ORCHARD PARK — It was the game that wouldn’t end.
When the Bills and Jaguars pretty much breezed through the first half of Saturday night’s pre-season meeting at “The Ralph,” deadline was of no concern for we print-types, especially with our focus on the opening 30 minutes when it was starters vs. starters.
But, after intermission, the game moved at a glacial pace.
The third quarter wasn’t bad, but period No. 4 took some 67 minutes and it merely set up an overtime that didn’t end until nearly a half hour later with a 35-32 Buffalo victory.
Elapsed time was three hours and 48 minutes, mostly because of that nightmarish fourth period that featured a quartet of challenges and reviews, three touchdowns, a pair of two-point conversions and a couple interceptions.
The game’s 10:53 finish was perfect for TV’s 11 o’clock news ... print guys, not so much, especially in a game nobody will remember 12 days from now.
AFTERWARD, though, Bills’ coach Chan Gailey was decidedly upbeat.
“We’ve played a bunch of overtime games at home and we haven’t won any,” he said. ”It was good to win an overtime game and to have that feeling and know what that feels like.
“For the guys to fight back, I don’t care if it was a pre-season game, I like to see that fight. If we’ll keep fighting good things will happen to us down the road.”
And, for awhile, Buffalo actually dominated, leading 17-0 in the first half ... until falling behind by 15 on the first play of what was supposed to be the final quarter.
“If we hadn’t missed a couple tackles, it would have been a really good half for the defense,” Gailey maintained. “I thought we did some good things on both sides of the ball. It was good for us (and) it was great to win in overtime.
“We fought hard to get back to that point and for them to be able to go out and win the game ... that’s good.”
The Bills’ opening half highlight was the play of its first-team offense.
Quarterback Ryan Fitzpatrick had the highest-possible passer rating (158.3) courtesy of going 11-for-12 on throws for 165 yards with no interceptions or sacks and TD tosses of 52 yards to Steve Johnson and 11 to Marcus Easley.
Easley, last year’s fourth-round draft pick who missed the entire season with a knee injury, finished with five receptions for 51 yards, all but one with the first team.
“Marcus is slowly coming back,” Gailey said. “We had high hopes for him going into camp last year, he got hurt early and was on the IR, then he got hurt early again this year. He just hasn’t had that many opportunities.
“Finally he’s working his way back into it (so) it’s great for him to have that kind of night. I’d expect more things from him in the future ... he’s good for our football team.”

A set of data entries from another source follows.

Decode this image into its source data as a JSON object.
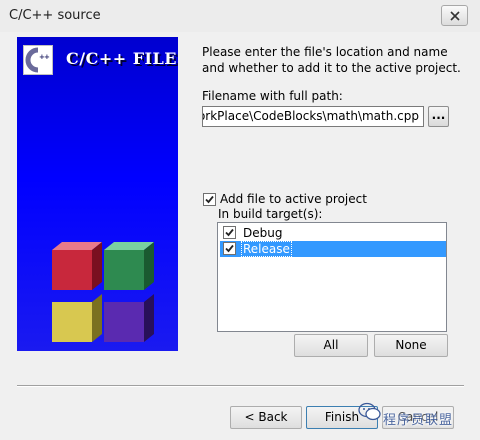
{
  "window": {
    "title": "C/C++ source"
  },
  "banner": {
    "title": "C/C++ FILE",
    "logo_text": "C++"
  },
  "form": {
    "intro": "Please enter the file's location and name and whether to add it to the active project.",
    "path_label": "Filename with full path:",
    "path_value": "F:\\WorkPlace\\CodeBlocks\\math\\math.cpp",
    "browse_label": "...",
    "add_to_project_label": "Add file to active project",
    "add_to_project_checked": true,
    "build_targets_label": "In build target(s):",
    "targets": [
      {
        "label": "Debug",
        "checked": true,
        "selected": false
      },
      {
        "label": "Release",
        "checked": true,
        "selected": true
      }
    ],
    "all_label": "All",
    "none_label": "None"
  },
  "footer": {
    "back_label": "< Back",
    "finish_label": "Finish",
    "cancel_label": "Cancel"
  },
  "watermark": {
    "text": "程序员联盟"
  },
  "colors": {
    "banner": "#0000ff",
    "selection": "#3399ff",
    "watermark": "#3b5998"
  }
}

“I think (Saturday’s game) helps with confidence ... especially for a young guy like Marcus Easley, who hasn’t played a lot,” the QB said. “For him to get in and get some catches in a game-like situation definitely helps. He tweaked his knee a bit at the beginning of camp and kind of lost some of that confidence he had gained through the stuff that we did in the off-season. As he got more confidence in his knee, you could see confidence in him in practice ... his route-running ability, the way he was catching the ball.
“Today was a good day for him to get out there and show everybody what he’s been doing. To have a game like this where we targeted him several times and for him to come down with them, it was good.”
THEN THERE was the maligned starting offensive line that permitted no sacks and nearly four yards a carry on running plays in the first half.
“I don’t know if there was anybody ever near me,” Fitzpatrick said of the lack of pressure he faced. “The guys up front did a great job in terms of last game maybe getting a few too many quarterback pressures and this game not even getting touched. Those guys have got to be pretty confident after today.”
Even Gailey was impressed.
“I thought the protection was good from every group that was out there,” he said. “From the first group, the second group, and even those last guys that were out there, they did a good job of protection and that was a real positive for us.”
(Chuck Pollock, the Times Herald sports editor, can be reached at firstname.lastname@example.org)